"Not even the Heaven Sword and Dragon Sabre can disentangle love and hate!" croons theme song guy. Indeed. After a head-spinning recap of events in part one of this grandiose Jin Yong a.k.a. Louis Cha wu xia fantasy from Shaw Brothers maestro Chu Yuan, we rejoin righteous hero Chang Wu Ji (Derek Yee) who needs an antidote to save six clans poisoned by a mysterious villain. Enigmatic sword maiden Princess Chiu Ming (Ching Li) promises to lend him the cure but in return he must grant her three favours. First, Chang Wu Ji must lead her to the elusive Dragon Sabre, second of the titular long sought after super-weapons (our hero wields the first) held by his uncle, Golden Hair Lion Tse Shun (Lo Lieh), who is also hunted by the six clans for crimes committed under the influence of evildoer Shing Kwun (Tin Ching), now disguised as the Buddhist monk Yuen Jun. Got all that?
Helping Chiu Ming land the Dragon Sabre does not endear Chang Wu Ji to the other clans, but the second favour really throws his life in disarray. Chiu Ming orders him to spurn his beloved Chou Chi Yeuk (Candice Yu) at the wedding altar, leaving the six clans in shock and his sweetheart swearing she'll have nothing more to do with him. Instead, Chi Yeuk shacks up with scheming swordsman Sung Ching Shu (Goo Goon-Chung), who has had his beady eye on her for quite some time. She also swears to retrieve the Dragon Sabre for her all-female Er Mei Clan, having sworn a secret oath to bitchy Abbess Mie Jiue (Wang Lai) upon succeeding her as leader. Things keep getting worse for Chang Wu Ji on his search for the Dragon Sabre, as Persian assassins (including future Shaw superstar Kara Hui Ying-Hung) claim the life of his friend Yang Bu Hei (Chan Ga-Yee) and his adorable cousin Yan Li (Candy Wen Xue-Er) seemingly succumbs to a mystery murderer. Chang Wu Ji and his Ming Clan friends are out to stop an evil prince from wielding the two super-weapons, but their efforts are hindered by the duplicitious Sung Ching Shu and Chou Chi Yeuk, who has mysteriously mastered the mystical art of Jiu Yin kung fu - the only force able to withstand our hero's Jiu Yang style.
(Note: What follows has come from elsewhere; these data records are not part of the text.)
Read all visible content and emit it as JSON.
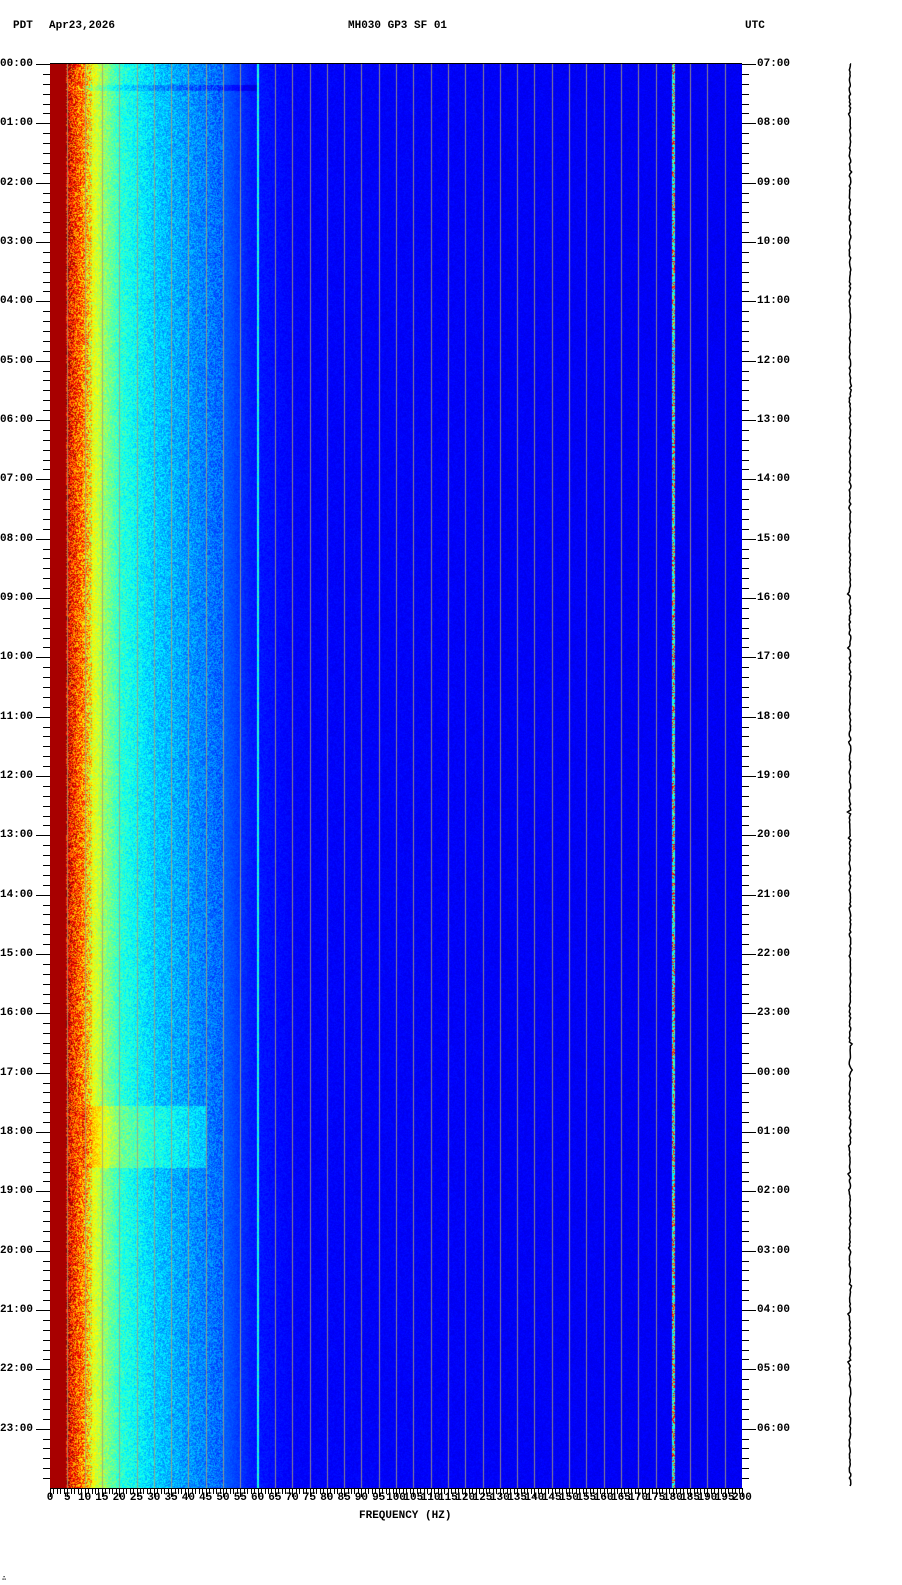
{
  "header": {
    "left_timezone": "PDT",
    "date": "Apr23,2026",
    "station": "MH030 GP3 SF 01",
    "right_timezone": "UTC"
  },
  "footer_mark": "∴",
  "chart_data": {
    "type": "heatmap",
    "title": "MH030 GP3 SF 01",
    "xlabel": "FREQUENCY (HZ)",
    "xlim": [
      0,
      200
    ],
    "x_ticks": [
      "0",
      "5",
      "10",
      "15",
      "20",
      "25",
      "30",
      "35",
      "40",
      "45",
      "50",
      "55",
      "60",
      "65",
      "70",
      "75",
      "80",
      "85",
      "90",
      "95",
      "100",
      "105",
      "110",
      "115",
      "120",
      "125",
      "130",
      "135",
      "140",
      "145",
      "150",
      "155",
      "160",
      "165",
      "170",
      "175",
      "180",
      "185",
      "190",
      "195",
      "200"
    ],
    "ylabel_left": "PDT",
    "ylabel_right": "UTC",
    "ylim_hours": [
      0,
      24
    ],
    "y_ticks_left": [
      "00:00",
      "01:00",
      "02:00",
      "03:00",
      "04:00",
      "05:00",
      "06:00",
      "07:00",
      "08:00",
      "09:00",
      "10:00",
      "11:00",
      "12:00",
      "13:00",
      "14:00",
      "15:00",
      "16:00",
      "17:00",
      "18:00",
      "19:00",
      "20:00",
      "21:00",
      "22:00",
      "23:00"
    ],
    "y_ticks_right": [
      "07:00",
      "08:00",
      "09:00",
      "10:00",
      "11:00",
      "12:00",
      "13:00",
      "14:00",
      "15:00",
      "16:00",
      "17:00",
      "18:00",
      "19:00",
      "20:00",
      "21:00",
      "22:00",
      "23:00",
      "00:00",
      "01:00",
      "02:00",
      "03:00",
      "04:00",
      "05:00",
      "06:00"
    ],
    "grid": "vertical every 5 Hz",
    "colormap": "jet",
    "spectral_profile": {
      "freq_hz": [
        0,
        4,
        6,
        9,
        12,
        16,
        20,
        25,
        30,
        40,
        50,
        58,
        70,
        200
      ],
      "relative_power": [
        1.0,
        1.0,
        0.88,
        0.78,
        0.62,
        0.5,
        0.4,
        0.35,
        0.3,
        0.24,
        0.18,
        0.1,
        0.07,
        0.06
      ]
    },
    "spectral_lines_hz": [
      60,
      180
    ],
    "events": [
      {
        "start_hour": 0.35,
        "end_hour": 0.45,
        "note": "broadband dip"
      },
      {
        "start_hour": 17.55,
        "end_hour": 18.6,
        "note": "elevated 10-40 Hz"
      }
    ]
  }
}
Yin and Yang, get it? Help arrives in the form of a mysterious (lot of mystery in this movie) pink ninja and an equally enigmatic masked superheroine whose amazing kung fu gets Chang Wu Ji out of many a jam. Could she and the pink ninja be one and the same? And if so, who the heck is she? It all ends in with a grand martial arts tournament where the six clans fight for the right to kill Tse Shun and wield the Dragon Sabre.
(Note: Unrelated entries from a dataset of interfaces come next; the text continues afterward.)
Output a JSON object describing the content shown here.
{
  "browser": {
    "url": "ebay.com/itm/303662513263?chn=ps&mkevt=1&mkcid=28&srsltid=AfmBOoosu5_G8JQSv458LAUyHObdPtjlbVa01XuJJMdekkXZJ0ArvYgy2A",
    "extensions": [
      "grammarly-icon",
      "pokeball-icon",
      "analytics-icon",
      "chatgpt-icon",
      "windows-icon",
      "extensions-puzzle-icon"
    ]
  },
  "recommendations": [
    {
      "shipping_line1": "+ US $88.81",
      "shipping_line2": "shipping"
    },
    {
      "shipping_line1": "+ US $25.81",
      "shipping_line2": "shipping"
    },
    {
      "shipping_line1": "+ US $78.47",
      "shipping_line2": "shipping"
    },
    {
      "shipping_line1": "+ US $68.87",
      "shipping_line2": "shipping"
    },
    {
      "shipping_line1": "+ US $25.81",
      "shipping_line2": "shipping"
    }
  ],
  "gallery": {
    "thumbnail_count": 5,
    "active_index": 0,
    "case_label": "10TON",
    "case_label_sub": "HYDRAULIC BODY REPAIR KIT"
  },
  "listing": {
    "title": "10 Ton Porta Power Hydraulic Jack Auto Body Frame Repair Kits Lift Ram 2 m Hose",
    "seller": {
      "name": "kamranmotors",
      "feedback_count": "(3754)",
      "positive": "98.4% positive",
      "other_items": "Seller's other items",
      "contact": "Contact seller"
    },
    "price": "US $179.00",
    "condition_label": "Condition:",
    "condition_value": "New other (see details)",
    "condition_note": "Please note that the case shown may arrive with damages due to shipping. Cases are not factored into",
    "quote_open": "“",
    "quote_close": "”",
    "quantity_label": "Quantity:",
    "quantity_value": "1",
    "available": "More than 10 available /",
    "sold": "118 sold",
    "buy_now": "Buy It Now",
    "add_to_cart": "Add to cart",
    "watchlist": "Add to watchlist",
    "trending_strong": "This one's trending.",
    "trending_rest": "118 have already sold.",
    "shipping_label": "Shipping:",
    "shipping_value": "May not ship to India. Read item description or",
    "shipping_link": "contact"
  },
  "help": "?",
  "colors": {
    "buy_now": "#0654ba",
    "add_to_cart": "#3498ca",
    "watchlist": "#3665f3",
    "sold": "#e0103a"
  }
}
By far the biggest problem with the first Heaven Sword and Dragon Sabre film was the sheer speed with which Chu Yuan romped through the story, attempting to cram every aspect of Louis Cha's labyrinthine source material into just over ninety minutes. The end result was audacious at times, but also infuriating. Having got most of the back-story out of the way, part two does a better job mixing exposition with action and actually weaves a genuinely profound and beautiful story. The serial-like structure races from one hair-raising incident after another, including some elaborate action scenes and spectacular set-pieces such as the Six Clans' escape from a towering inferno. However, in the midst of the usual surreal fantasy, the plot emphasises themes like forgiveness, karma, atonement and the healing of old feuds. Although the film builds to fantastic finale wherein four heroes - Chang Wu Ji, Princess Chiu Ming, Chou Chi Yeuk, and the masked heroine - combine their powers against four tree-dwelling, silver-haired Shaolin monks, in time honoured martial arts movie fashion, more significant is the fact two key characters (including one shock semi-villain) don't fall to the sword. Instead, they repent their wrongdoings and take up holy orders, in a unique and quite touching climax. By contrast, filial loyalty, that most feted of Chinese values, as embodied in the relationship between Chou Chi Yeuk and her twisted elder Abbess Mie Jiue, brings the Martial World to the brink of destruction. Wu xia novelists routinely smuggled subversive messages into their works and Louis Cha is seemingly imploring young people to rely on their own moral compass and think for themselves.
Naturally, for a Shaw Brothers/Chu Yuan production, the film looks fantastic with sumptuous sets bathed in lush candy colours, plus a cast full of handsome heroes and stunning starlets clad in impeccable costumes. Unlike the later spoof version of the same story, Kung Fu Cult Master (1993), this has a definitive ending although Chu Yuan was not quite finished with the world of Heaven Sword and Dragon Sabre and returned with a third sequel: The Hidden Power of Dragon Sabre (1984).